→ Records for processing
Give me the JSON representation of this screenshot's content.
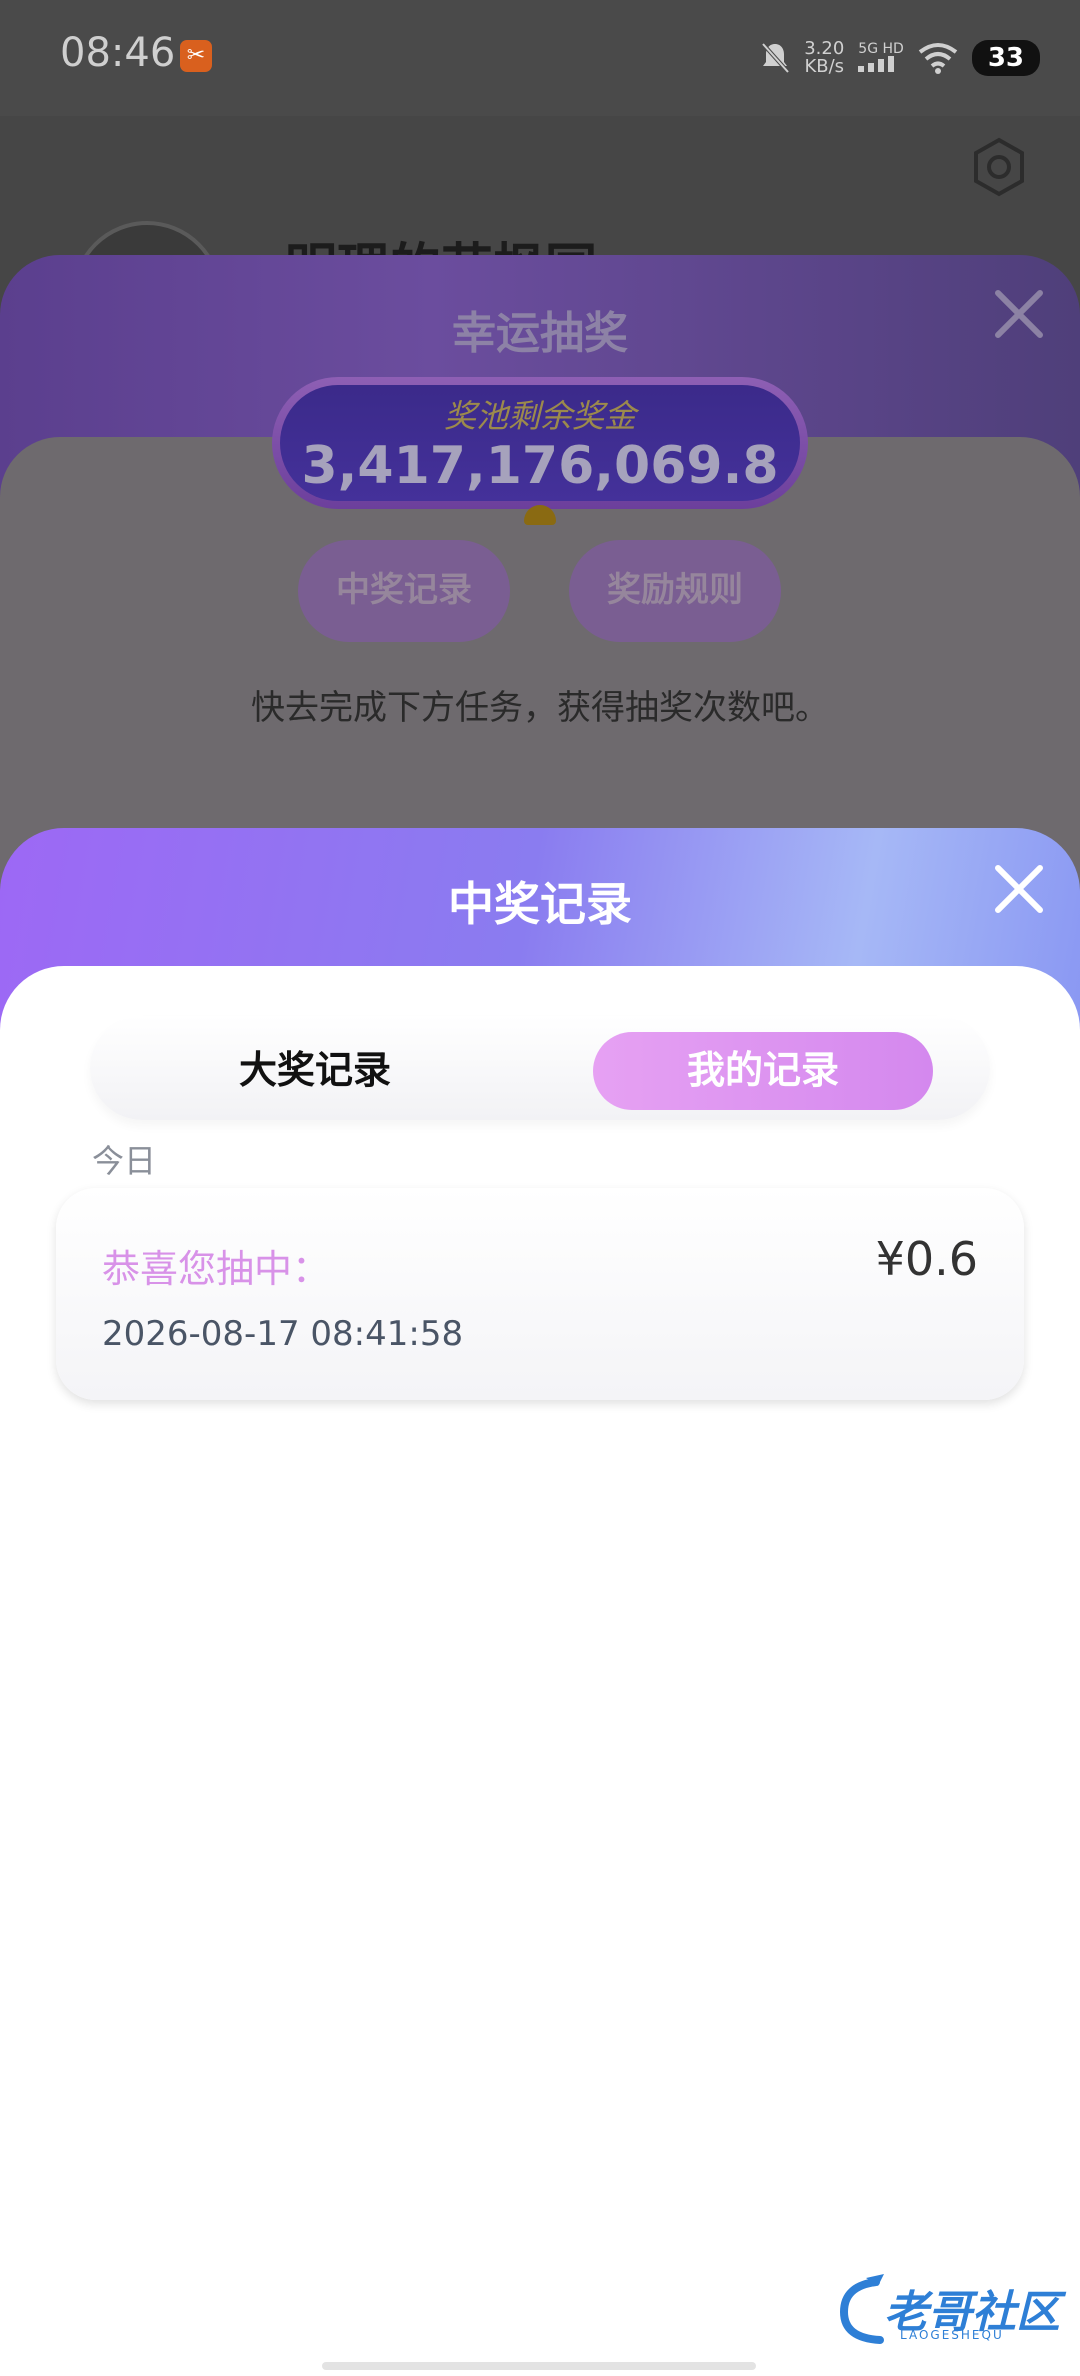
{
  "status_bar": {
    "time": "08:46",
    "speed_value": "3.20",
    "speed_unit": "KB/s",
    "network": "5G HD",
    "battery": "33"
  },
  "profile": {
    "nickname": "明理的花枫园"
  },
  "lottery": {
    "title": "幸运抽奖",
    "pool_label": "奖池剩余奖金",
    "pool_value": "3,417,176,069.8",
    "records_button": "中奖记录",
    "rules_button": "奖励规则",
    "hint": "快去完成下方任务，获得抽奖次数吧。"
  },
  "modal": {
    "title": "中奖记录",
    "tabs": [
      {
        "label": "大奖记录",
        "active": false
      },
      {
        "label": "我的记录",
        "active": true
      }
    ],
    "section_date": "今日",
    "records": [
      {
        "label": "恭喜您抽中：",
        "amount": "¥0.6",
        "time": "2026-08-17 08:41:58"
      }
    ]
  },
  "watermark": {
    "text": "老哥社区",
    "sub": "LAOGESHEQU"
  },
  "colors": {
    "modal_gradient_start": "#9d68f5",
    "tab_active": "#d488ee",
    "record_label": "#d892e8"
  }
}
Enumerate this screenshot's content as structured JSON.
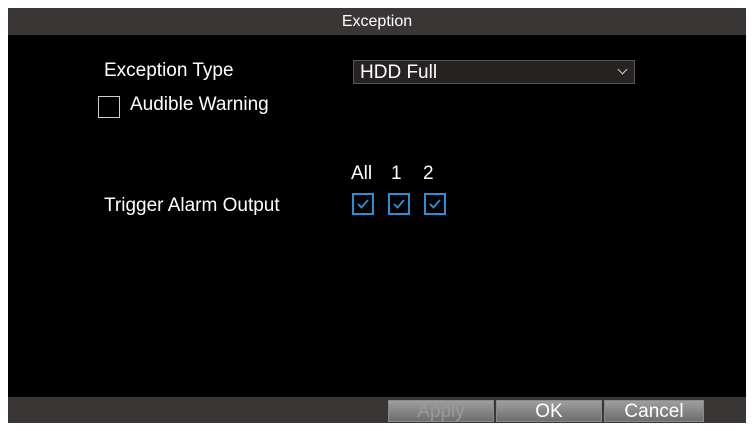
{
  "dialog": {
    "title": "Exception",
    "exception_type_label": "Exception Type",
    "exception_type_value": "HDD Full",
    "audible_warning_label": "Audible Warning",
    "audible_warning_checked": false,
    "trigger_alarm_label": "Trigger Alarm Output",
    "alarm_columns": [
      "All",
      "1",
      "2"
    ],
    "alarm_checked": [
      true,
      true,
      true
    ]
  },
  "buttons": {
    "apply": "Apply",
    "ok": "OK",
    "cancel": "Cancel"
  },
  "colors": {
    "accent": "#2c8fd6",
    "titlebar": "#3b3636",
    "background": "#000000"
  }
}
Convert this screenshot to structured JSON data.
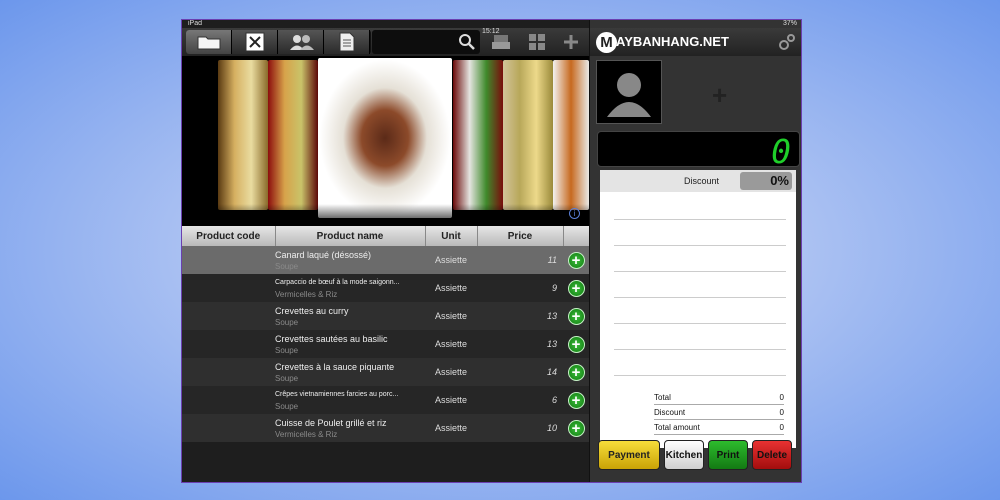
{
  "statusbar": {
    "carrier": "iPad",
    "time": "15:12",
    "battery": "37%"
  },
  "toolbar": {
    "buttons": [
      "folder-icon",
      "utensils-icon",
      "users-icon",
      "document-icon"
    ],
    "search_icon": "search-icon",
    "right_icons": [
      "printer-icon",
      "grid-icon",
      "plus-icon"
    ]
  },
  "brand": {
    "logo_letter": "M",
    "name": "AYBANHANG.NET"
  },
  "table": {
    "headers": [
      "Product code",
      "Product name",
      "Unit",
      "Price"
    ],
    "rows": [
      {
        "code": "",
        "name": "Canard laqué (désossé)",
        "category": "Soupe",
        "unit": "Assiette",
        "price": "11"
      },
      {
        "code": "",
        "name": "Carpaccio de bœuf à la mode saigonn...",
        "category": "Vermicelles & Riz",
        "unit": "Assiette",
        "price": "9"
      },
      {
        "code": "",
        "name": "Crevettes au curry",
        "category": "Soupe",
        "unit": "Assiette",
        "price": "13"
      },
      {
        "code": "",
        "name": "Crevettes sautées au basilic",
        "category": "Soupe",
        "unit": "Assiette",
        "price": "13"
      },
      {
        "code": "",
        "name": "Crevettes à la sauce piquante",
        "category": "Soupe",
        "unit": "Assiette",
        "price": "14"
      },
      {
        "code": "",
        "name": "Crêpes vietnamiennes farcies au porc...",
        "category": "Soupe",
        "unit": "Assiette",
        "price": "6"
      },
      {
        "code": "",
        "name": "Cuisse de Poulet grillé et riz",
        "category": "Vermicelles & Riz",
        "unit": "Assiette",
        "price": "10"
      }
    ]
  },
  "order": {
    "display_total": "0",
    "discount_label": "Discount",
    "discount_value": "0%",
    "totals": [
      {
        "label": "Total",
        "value": "0"
      },
      {
        "label": "Discount",
        "value": "0"
      },
      {
        "label": "Total amount",
        "value": "0"
      }
    ]
  },
  "actions": {
    "payment": "Payment",
    "kitchen": "Kitchen",
    "print": "Print",
    "delete": "Delete"
  },
  "colors": {
    "payment": "#e8c20c",
    "kitchen": "#f2f2f2",
    "print": "#1e9e1e",
    "delete": "#d01a1a",
    "display_digits": "#1fcf2a"
  }
}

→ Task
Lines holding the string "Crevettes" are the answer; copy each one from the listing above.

→ Exercise output
        "name": "Crevettes au curry",
        "name": "Crevettes sautées au basilic",
        "name": "Crevettes à la sauce piquante",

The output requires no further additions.